After a long summer of musical globetrotting, it's a pleasure to bring Peace Portal back to it's roots with the incredible underground sounds of the Pacific Northwest, and there are few who could better represent that than this month's featured artist, Alkemist.
Alkemist, aka Austin Scheen, touts an uncanny sense of spatial, driving techno grooves. Scheen spent the last several years honing their own magically intoxicating brew of dancefloor witchcraft, combining the organic sounds of analog hardware, with the synthetic logic of DAWs to achieve spellbinding effects. Through releases on Hardonymus Records, as well as their own label Unround Sound, not to mention their prolific string of live stream appearances over the last year, Scheen teases the beginning of an enchanting catalog of releases.

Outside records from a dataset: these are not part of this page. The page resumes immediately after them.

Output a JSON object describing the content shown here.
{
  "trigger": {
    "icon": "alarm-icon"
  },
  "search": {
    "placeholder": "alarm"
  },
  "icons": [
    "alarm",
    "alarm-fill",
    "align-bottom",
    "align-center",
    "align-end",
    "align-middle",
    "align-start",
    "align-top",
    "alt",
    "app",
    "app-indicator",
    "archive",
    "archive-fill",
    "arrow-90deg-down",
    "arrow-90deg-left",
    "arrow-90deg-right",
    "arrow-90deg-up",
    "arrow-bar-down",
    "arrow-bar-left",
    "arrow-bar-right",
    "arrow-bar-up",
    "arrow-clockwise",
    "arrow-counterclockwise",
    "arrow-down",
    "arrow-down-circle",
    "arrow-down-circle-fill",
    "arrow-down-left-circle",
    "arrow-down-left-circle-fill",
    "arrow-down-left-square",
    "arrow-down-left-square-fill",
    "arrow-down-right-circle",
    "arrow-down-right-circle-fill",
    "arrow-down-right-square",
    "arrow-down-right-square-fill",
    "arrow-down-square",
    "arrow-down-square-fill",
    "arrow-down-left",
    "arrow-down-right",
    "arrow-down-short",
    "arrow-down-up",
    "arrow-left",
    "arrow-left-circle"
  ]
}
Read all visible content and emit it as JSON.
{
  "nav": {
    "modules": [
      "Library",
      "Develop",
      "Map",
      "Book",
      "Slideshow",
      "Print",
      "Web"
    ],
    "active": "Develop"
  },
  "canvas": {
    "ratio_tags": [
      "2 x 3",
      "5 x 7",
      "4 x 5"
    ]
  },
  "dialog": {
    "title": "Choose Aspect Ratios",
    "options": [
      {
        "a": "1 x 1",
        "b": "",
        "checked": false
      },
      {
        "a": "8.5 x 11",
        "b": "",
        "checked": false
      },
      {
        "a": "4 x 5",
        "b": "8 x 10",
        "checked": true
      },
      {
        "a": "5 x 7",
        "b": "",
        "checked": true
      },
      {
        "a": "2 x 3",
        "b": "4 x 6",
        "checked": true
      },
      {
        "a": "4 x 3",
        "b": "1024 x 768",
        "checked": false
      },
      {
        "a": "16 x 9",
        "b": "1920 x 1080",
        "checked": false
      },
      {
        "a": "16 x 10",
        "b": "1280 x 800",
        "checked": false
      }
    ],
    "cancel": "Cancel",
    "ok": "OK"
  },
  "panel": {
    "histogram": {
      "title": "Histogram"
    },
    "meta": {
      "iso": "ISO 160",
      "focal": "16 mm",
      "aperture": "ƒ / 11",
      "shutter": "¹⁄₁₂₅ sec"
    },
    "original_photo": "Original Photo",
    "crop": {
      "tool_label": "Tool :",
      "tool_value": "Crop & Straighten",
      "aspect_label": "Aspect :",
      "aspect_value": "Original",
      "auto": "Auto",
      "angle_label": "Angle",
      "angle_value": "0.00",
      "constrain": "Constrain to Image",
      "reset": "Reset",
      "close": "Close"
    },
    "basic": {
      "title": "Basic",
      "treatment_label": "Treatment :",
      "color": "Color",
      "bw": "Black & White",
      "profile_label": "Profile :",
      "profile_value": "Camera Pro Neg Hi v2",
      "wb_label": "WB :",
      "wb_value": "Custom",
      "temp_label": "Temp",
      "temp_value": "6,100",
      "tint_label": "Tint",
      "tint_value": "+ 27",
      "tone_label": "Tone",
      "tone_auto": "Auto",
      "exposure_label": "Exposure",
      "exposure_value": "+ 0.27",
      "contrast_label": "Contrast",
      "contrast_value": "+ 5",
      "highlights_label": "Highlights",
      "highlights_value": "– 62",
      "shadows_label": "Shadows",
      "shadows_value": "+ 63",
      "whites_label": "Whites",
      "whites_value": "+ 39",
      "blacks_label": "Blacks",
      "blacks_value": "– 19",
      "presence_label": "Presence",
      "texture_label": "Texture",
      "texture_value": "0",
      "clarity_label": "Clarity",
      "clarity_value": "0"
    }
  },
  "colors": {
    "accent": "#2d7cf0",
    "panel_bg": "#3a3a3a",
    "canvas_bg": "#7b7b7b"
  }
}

In addition to the usual mix and interview, Scheen also recorded a live video of their set, available below.
Describe for us the equipment you used to create your mix?
It's a hybrid set up being synced together by Ableton for now. Ableton runs a few sample clips, and feeds midi notes to the Behringer Poly D, the main lead analog synthesizer. The Poly D has 4 voices and standard filter settings, which try to mimic the Moog filters. Drum patterns come from the Arturia Drumbrute Impact analog drum machine for this set, and are usually made up on the fly, with a couple preprogrammed "build up" patterns for tension and drops. There is also an RD-3, (a 303 clone) which has some pre programmed patterns sorted by key. These analog elements run into an analog mixer for cleaning up the low end on things that aren't the kick, and this runs into an audio interface, then a final clean up in Ableton controlled by the Akai APC40 MK2 midi controller.

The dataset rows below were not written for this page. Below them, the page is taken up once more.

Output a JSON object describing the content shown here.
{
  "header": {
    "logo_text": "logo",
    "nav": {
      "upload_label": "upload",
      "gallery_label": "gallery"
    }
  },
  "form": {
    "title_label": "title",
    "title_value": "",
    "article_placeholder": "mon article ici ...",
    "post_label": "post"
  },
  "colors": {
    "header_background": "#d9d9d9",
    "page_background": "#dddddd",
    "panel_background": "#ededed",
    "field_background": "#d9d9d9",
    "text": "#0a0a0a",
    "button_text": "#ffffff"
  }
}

What is your work flow like when composing across analog and digital components?
Lately it's been getting inspirations from a certain feeling or moment, and turning it into a sample. I separate my "music producing time" and "sample making" time. It's basically a lot of throwing stuff together until I find an aha! moment, then focus on cleaning it up. I usually have a specific tone in mind for all the elements. I try to decide who is the star for each track to really dial it in, It's most often the Poly D, or a specific sample. Sometimes just the drums themselves inspire a track.

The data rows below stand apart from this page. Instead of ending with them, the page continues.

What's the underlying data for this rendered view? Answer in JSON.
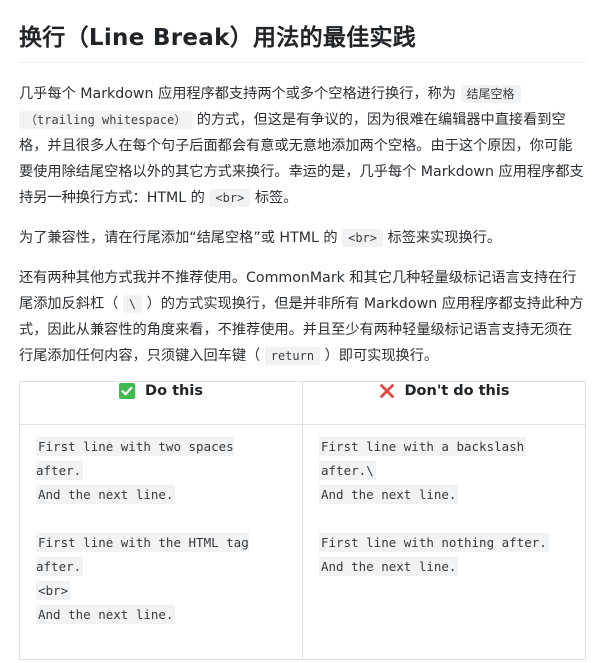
{
  "title": "换行（Line Break）用法的最佳实践",
  "para1": {
    "t1": "几乎每个 Markdown 应用程序都支持两个或多个空格进行换行，称为",
    "code1": "结尾空格",
    "code2": "（trailing whitespace）",
    "t2": "的方式，但这是有争议的，因为很难在编辑器中直接看到空格，并且很多人在每个句子后面都会有意或无意地添加两个空格。由于这个原因，你可能要使用除结尾空格以外的其它方式来换行。幸运的是，几乎每个 Markdown 应用程序都支持另一种换行方式：HTML 的",
    "code3": "<br>",
    "t3": "标签。"
  },
  "para2": {
    "t1": "为了兼容性，请在行尾添加“结尾空格”或 HTML 的",
    "code1": "<br>",
    "t2": "标签来实现换行。"
  },
  "para3": {
    "t1": "还有两种其他方式我并不推荐使用。CommonMark 和其它几种轻量级标记语言支持在行尾添加反斜杠（",
    "code1": "\\",
    "t2": "）的方式实现换行，但是并非所有 Markdown 应用程序都支持此种方式，因此从兼容性的角度来看，不推荐使用。并且至少有两种轻量级标记语言支持无须在行尾添加任何内容，只须键入回车键（",
    "code2": "return",
    "t3": "）即可实现换行。"
  },
  "table": {
    "do_header": "Do this",
    "dont_header": "Don't do this",
    "do_icon": "check-mark-icon",
    "dont_icon": "cross-mark-icon",
    "do_icon_color": "#3fb950",
    "dont_icon_color": "#e5483f",
    "do_lines_a": [
      "First line with two spaces after.",
      "And the next line."
    ],
    "do_lines_b": [
      "First line with the HTML tag after.",
      "<br>",
      "And the next line."
    ],
    "dont_lines_a": [
      "First line with a backslash",
      "after.\\",
      "And the next line."
    ],
    "dont_lines_b": [
      "First line with nothing after.",
      "And the next line."
    ]
  }
}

How has your creative process evolved between your releases on Hardonymus Recordings, Living Habit (May 2020) and Mess of Melodies (July 2021)?
Wow has it changed. Most of those songs came from my whole perspective of dance music being influenced and shaped from my journey of learning to DJ. They were also all made inside ableton. Overall, I've learned to let parts have their own space in the mix more so their story can be heard. It's more about the song itself than how well it's "mixed" or "mastered". However I was a "musician" first and love to play with all the instruments. This last release might be my last "DJ" release for a while. A big change after finalizing the latest release is I am moving onto releasing "Live" tracks. "System Liberation" will be out on Unrounsound, while the tracks in this set I am aiming to release on Awesome Soundwave.
What is your process like for combining your productions in a live set?
Well I finally got into the habit of labeling all of my songs by Key so it makes things much easier to play around with. If I change the key I have to re-tune the kick on the fly. Overall I just have the elements of the songs separated into 7 tracks inside Ableton. I control each clip with the APC40 MK2. The Analog stuff is all on one track with midi clips, then a track of high/mid samples, a track for mid/low samples, two tracks for high hat samples (L&R), a bass/sub elements track, and a "pad" element track. I try to keep it simple and leave room for improvisation by having each track just as one or two scenes of clips (loops).
Tell us about your vision behind the releases on Unround Sound.
Unround Sound started with kind of a selfish purpose at first. I just really wanted to figure out how to get my own music onto DJ stores like Beatport and Traxsource. The label acted mostly as distribution for myself and other dance music artists I am friends with. Then when George Floyd was murdered and there were local protests I attended in the city I was in, Tacoma, I had an epiphany. I could help anyone in the world have access to putting their music on streaming services, not just me and my friends. I made several searches and posts online looking for artists, and then a young man named Pauluwe (Pronounced Paula-Way) contacted me from Lagos Nigeria, telling me he had an entire album's worth of music ready to release. A few releases later, we still work together to release his music, as well as other artists he is friends with in Nigeria. So now the label is more about releasing unique dance music for any artists, especially those who have less access to distribution.